Nor will it, which is why I am able to reconcile my affinity to having a small but traditional lawn, in spite of its notorious, chemical dependant reputation. Fortunately, there are ways to ensure a great looking lawn this Fall and beyond while reducing the amount of resources invested there.
Get a reliable soil test
Grass that starts out in the right soil pH range has a better chance of establishing and thriving, meaning less work later. A quality soil test, available from your county extension service will tell you what is needed to get your soil ready.
Prepare the soil properly
This is a good time to add the amendments suggested in the soil test including compost or top soil. Loosen the soil enough to promote deep root growth while disturbing the ground as little as possible. This helps preserve the delicate structure of the soil food web below. Rake it smooth and remove any debris.
Add seed and keep it moist until germination
Apply the seed at the recommended rate on the package. Use a criss-cross pattern to ensure adequate coverage. The key to good germination is to keep the seed moist throughout the germination process. I use a timer on my sprinkler. It’s set to go on four times each day with each application lasting only a few minutes.
Top dressing your seed bed with a thin layer of wheat straw is optional. It helps to retain moisture, keeps the seed in place and deters birds from eating it. However, look for straw that is free of seed heads to prevent germination of it as well.
Let it grow
Weeds have a tough time competing for light within a lush stand of grass. Let your grass grow to the upper range of its preferred height and maintain it at this level.
Fertilize using natural options
Lawns have a reputation as being heavy feeders, especially nitrogen which gives it that rich green color.
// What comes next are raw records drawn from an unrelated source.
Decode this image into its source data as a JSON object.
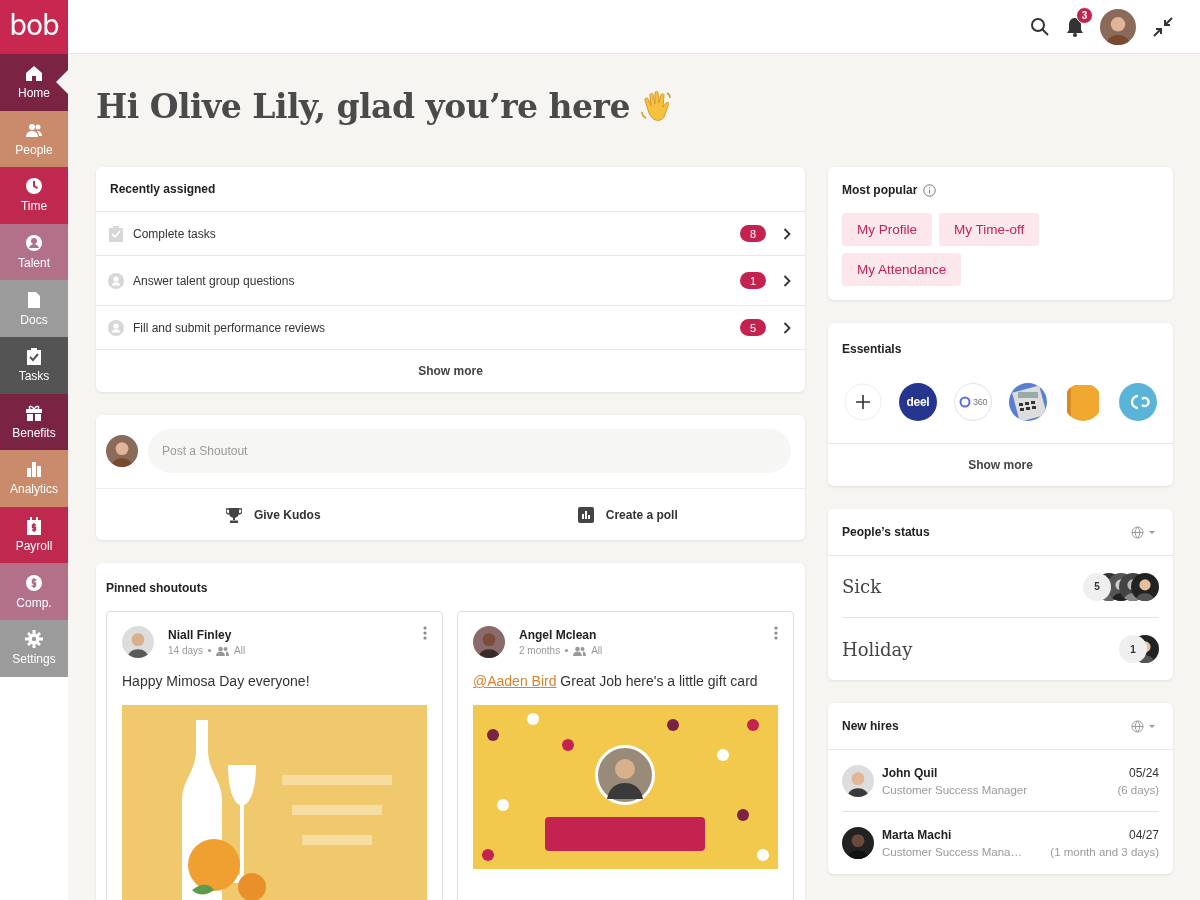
{
  "logo": "bob",
  "nav": [
    {
      "label": "Home",
      "kind": "home",
      "color": "#7b2343",
      "selected": true
    },
    {
      "label": "People",
      "kind": "people",
      "color": "#c98b6b",
      "selected": false
    },
    {
      "label": "Time",
      "kind": "clock",
      "color": "#c0294f",
      "selected": false
    },
    {
      "label": "Talent",
      "kind": "talent",
      "color": "#b37089",
      "selected": false
    },
    {
      "label": "Docs",
      "kind": "doc",
      "color": "#9b9b9b",
      "selected": false
    },
    {
      "label": "Tasks",
      "kind": "tasks",
      "color": "#545454",
      "selected": false
    },
    {
      "label": "Benefits",
      "kind": "gift",
      "color": "#7b2343",
      "selected": false
    },
    {
      "label": "Analytics",
      "kind": "chart",
      "color": "#c98b6b",
      "selected": false
    },
    {
      "label": "Payroll",
      "kind": "payroll",
      "color": "#c0294f",
      "selected": false
    },
    {
      "label": "Comp.",
      "kind": "dollar",
      "color": "#b37089",
      "selected": false
    },
    {
      "label": "Settings",
      "kind": "gear",
      "color": "#9b9b9b",
      "selected": false
    }
  ],
  "topbar": {
    "notification_count": "3"
  },
  "greeting": "Hi Olive Lily, glad you’re here",
  "recently_assigned": {
    "title": "Recently assigned",
    "items": [
      {
        "label": "Complete tasks",
        "count": "8",
        "kind": "task"
      },
      {
        "label": "Answer talent group questions",
        "count": "1",
        "kind": "talent"
      },
      {
        "label": "Fill and submit performance reviews",
        "count": "5",
        "kind": "talent"
      }
    ],
    "show_more": "Show more"
  },
  "composer": {
    "placeholder": "Post a Shoutout",
    "actions": [
      {
        "label": "Give Kudos",
        "kind": "kudos"
      },
      {
        "label": "Create a poll",
        "kind": "poll"
      }
    ]
  },
  "pinned": {
    "title": "Pinned shoutouts",
    "posts": [
      {
        "author": "Niall Finley",
        "time": "14 days",
        "audience": "All",
        "text": "Happy Mimosa Day everyone!",
        "kind": "picture"
      },
      {
        "author": "Angel Mclean",
        "time": "2 months",
        "audience": "All",
        "mention": "@Aaden Bird",
        "text": "Great Job here's a little gift card",
        "kind": "picture"
      }
    ]
  },
  "most_popular": {
    "title": "Most popular",
    "links": [
      "My Profile",
      "My Time-off",
      "My Attendance"
    ]
  },
  "essentials": {
    "title": "Essentials",
    "apps": [
      {
        "kind": "add"
      },
      {
        "kind": "deel",
        "label": "deel"
      },
      {
        "kind": "ring",
        "label": "360"
      },
      {
        "kind": "calculator"
      },
      {
        "kind": "book"
      },
      {
        "kind": "go"
      }
    ],
    "show_more": "Show more"
  },
  "peoples_status": {
    "title": "People’s status",
    "rows": [
      {
        "label": "Sick",
        "count": "5"
      },
      {
        "label": "Holiday",
        "count": "1"
      }
    ]
  },
  "new_hires": {
    "title": "New hires",
    "hires": [
      {
        "name": "John Quil",
        "role": "Customer Success Manager",
        "date": "05/24",
        "since": "(6 days)"
      },
      {
        "name": "Marta Machi",
        "role": "Customer Success Mana…",
        "date": "04/27",
        "since": "(1 month and 3 days)"
      }
    ]
  }
}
But nitrogen as well as other nutrients comes from many sources. Look for long lasting natural options such as compost, blood meal, aged manures and other organic sources that not only feed your grass but the soil as well. A packaged product that I really like as a natural fertilizer is Milorganite .
Apply pre-emergent in late winter
Get a jump on spring weeds by applying corn gluten, a natural pre-emergent herbicide, in late winter. The key to success is proper application rates. It takes 20 pounds per thousand square feet to do the job. You’ll also get the benefit of additional fertilizer because corn gluten contains about 10% nitrogen.
Fertilize by grasscycling
When you mow, allow the clippings to fall to the ground where they rapidly decompose. They are high in nitrogen and will reduce the need for it by about 30% each year.
Stop fighting the shade
It’s an ongoing battle to attempt to grow grass in shade. It can look good for a while but requires constant upkeep. Instead, consider making those areas mulched beds or groundcover. It will save you a lot of headaches.
The busier I get, the less time I have to devote to my lawn. Since I haven’t figured out yet how to be personality number one when it comes to my yard, at least I have ways to feel better about my vices.